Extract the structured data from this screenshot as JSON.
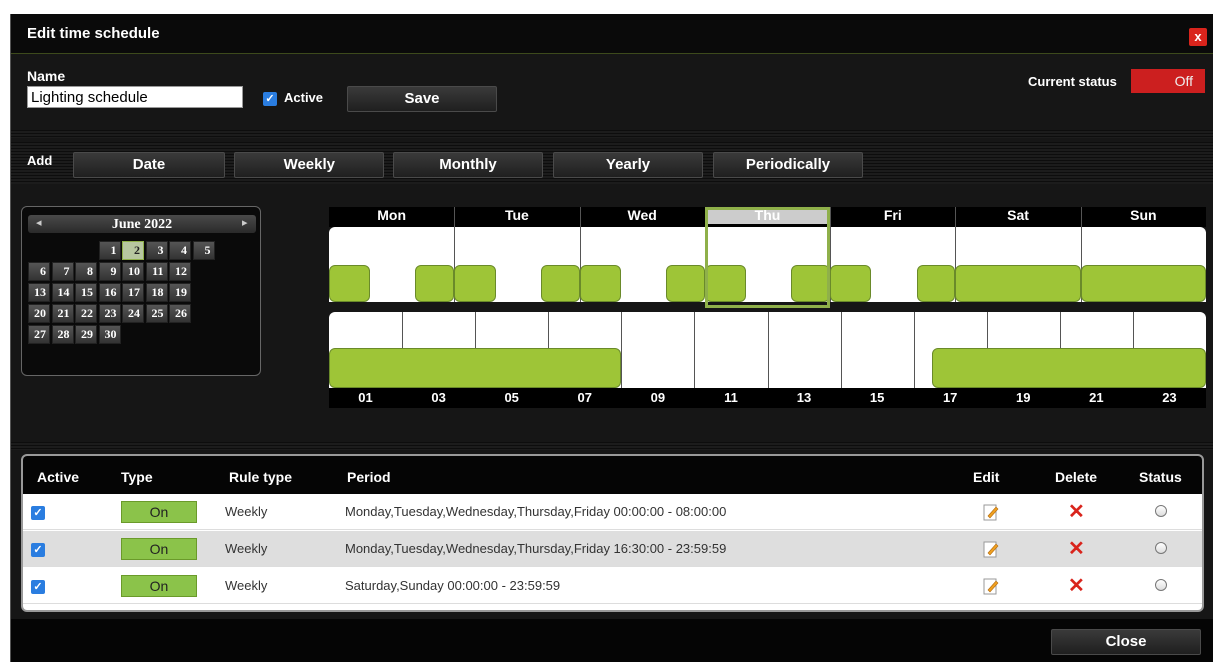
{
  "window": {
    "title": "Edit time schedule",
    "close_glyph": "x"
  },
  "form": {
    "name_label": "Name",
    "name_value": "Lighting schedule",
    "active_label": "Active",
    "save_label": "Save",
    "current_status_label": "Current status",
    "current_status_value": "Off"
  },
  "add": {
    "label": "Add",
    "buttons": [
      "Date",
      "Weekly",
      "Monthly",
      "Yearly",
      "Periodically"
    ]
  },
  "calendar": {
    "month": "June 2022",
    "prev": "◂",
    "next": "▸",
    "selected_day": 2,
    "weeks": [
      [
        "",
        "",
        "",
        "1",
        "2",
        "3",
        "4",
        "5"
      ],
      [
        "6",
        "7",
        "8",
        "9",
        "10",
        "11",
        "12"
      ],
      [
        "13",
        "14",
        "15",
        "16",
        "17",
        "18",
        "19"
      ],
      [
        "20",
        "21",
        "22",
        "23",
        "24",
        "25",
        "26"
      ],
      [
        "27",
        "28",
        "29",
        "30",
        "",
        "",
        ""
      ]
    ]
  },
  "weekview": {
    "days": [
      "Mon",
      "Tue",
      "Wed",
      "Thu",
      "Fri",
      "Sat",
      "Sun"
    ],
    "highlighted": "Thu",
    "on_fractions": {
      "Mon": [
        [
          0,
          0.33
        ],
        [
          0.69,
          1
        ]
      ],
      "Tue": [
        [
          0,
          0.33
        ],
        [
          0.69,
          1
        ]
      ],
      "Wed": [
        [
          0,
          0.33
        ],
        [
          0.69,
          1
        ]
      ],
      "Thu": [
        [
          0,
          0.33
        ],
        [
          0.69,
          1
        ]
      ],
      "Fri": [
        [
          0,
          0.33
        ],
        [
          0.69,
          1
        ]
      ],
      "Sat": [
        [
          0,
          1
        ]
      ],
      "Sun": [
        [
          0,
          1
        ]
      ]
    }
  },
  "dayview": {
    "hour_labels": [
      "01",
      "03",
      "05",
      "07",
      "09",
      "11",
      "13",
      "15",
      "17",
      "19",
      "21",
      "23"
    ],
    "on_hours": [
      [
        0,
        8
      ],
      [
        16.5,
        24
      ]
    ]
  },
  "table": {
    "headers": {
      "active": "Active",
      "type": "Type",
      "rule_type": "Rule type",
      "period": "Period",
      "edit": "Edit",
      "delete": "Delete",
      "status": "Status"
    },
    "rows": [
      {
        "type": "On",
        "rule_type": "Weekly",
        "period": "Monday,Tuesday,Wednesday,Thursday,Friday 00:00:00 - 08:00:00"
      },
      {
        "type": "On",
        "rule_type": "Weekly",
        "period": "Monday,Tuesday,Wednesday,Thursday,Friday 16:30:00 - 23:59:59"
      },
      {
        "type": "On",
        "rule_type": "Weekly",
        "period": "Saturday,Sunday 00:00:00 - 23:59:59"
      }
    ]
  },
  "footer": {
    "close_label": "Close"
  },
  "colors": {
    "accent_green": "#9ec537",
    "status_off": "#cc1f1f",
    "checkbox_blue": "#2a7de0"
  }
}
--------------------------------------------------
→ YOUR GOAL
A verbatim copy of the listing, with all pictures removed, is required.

→ TASK RESULT
Extract the structured data from this screenshot as JSON.
{
  "window": {
    "title": "Edit time schedule",
    "close_glyph": "x"
  },
  "form": {
    "name_label": "Name",
    "name_value": "Lighting schedule",
    "active_label": "Active",
    "save_label": "Save",
    "current_status_label": "Current status",
    "current_status_value": "Off"
  },
  "add": {
    "label": "Add",
    "buttons": [
      "Date",
      "Weekly",
      "Monthly",
      "Yearly",
      "Periodically"
    ]
  },
  "calendar": {
    "month": "June 2022",
    "prev": "◂",
    "next": "▸",
    "selected_day": 2,
    "weeks": [
      [
        "",
        "",
        "",
        "1",
        "2",
        "3",
        "4",
        "5"
      ],
      [
        "6",
        "7",
        "8",
        "9",
        "10",
        "11",
        "12"
      ],
      [
        "13",
        "14",
        "15",
        "16",
        "17",
        "18",
        "19"
      ],
      [
        "20",
        "21",
        "22",
        "23",
        "24",
        "25",
        "26"
      ],
      [
        "27",
        "28",
        "29",
        "30",
        "",
        "",
        ""
      ]
    ]
  },
  "weekview": {
    "days": [
      "Mon",
      "Tue",
      "Wed",
      "Thu",
      "Fri",
      "Sat",
      "Sun"
    ],
    "highlighted": "Thu",
    "on_fractions": {
      "Mon": [
        [
          0,
          0.33
        ],
        [
          0.69,
          1
        ]
      ],
      "Tue": [
        [
          0,
          0.33
        ],
        [
          0.69,
          1
        ]
      ],
      "Wed": [
        [
          0,
          0.33
        ],
        [
          0.69,
          1
        ]
      ],
      "Thu": [
        [
          0,
          0.33
        ],
        [
          0.69,
          1
        ]
      ],
      "Fri": [
        [
          0,
          0.33
        ],
        [
          0.69,
          1
        ]
      ],
      "Sat": [
        [
          0,
          1
        ]
      ],
      "Sun": [
        [
          0,
          1
        ]
      ]
    }
  },
  "dayview": {
    "hour_labels": [
      "01",
      "03",
      "05",
      "07",
      "09",
      "11",
      "13",
      "15",
      "17",
      "19",
      "21",
      "23"
    ],
    "on_hours": [
      [
        0,
        8
      ],
      [
        16.5,
        24
      ]
    ]
  },
  "table": {
    "headers": {
      "active": "Active",
      "type": "Type",
      "rule_type": "Rule type",
      "period": "Period",
      "edit": "Edit",
      "delete": "Delete",
      "status": "Status"
    },
    "rows": [
      {
        "type": "On",
        "rule_type": "Weekly",
        "period": "Monday,Tuesday,Wednesday,Thursday,Friday 00:00:00 - 08:00:00"
      },
      {
        "type": "On",
        "rule_type": "Weekly",
        "period": "Monday,Tuesday,Wednesday,Thursday,Friday 16:30:00 - 23:59:59"
      },
      {
        "type": "On",
        "rule_type": "Weekly",
        "period": "Saturday,Sunday 00:00:00 - 23:59:59"
      }
    ]
  },
  "footer": {
    "close_label": "Close"
  },
  "colors": {
    "accent_green": "#9ec537",
    "status_off": "#cc1f1f",
    "checkbox_blue": "#2a7de0"
  }
}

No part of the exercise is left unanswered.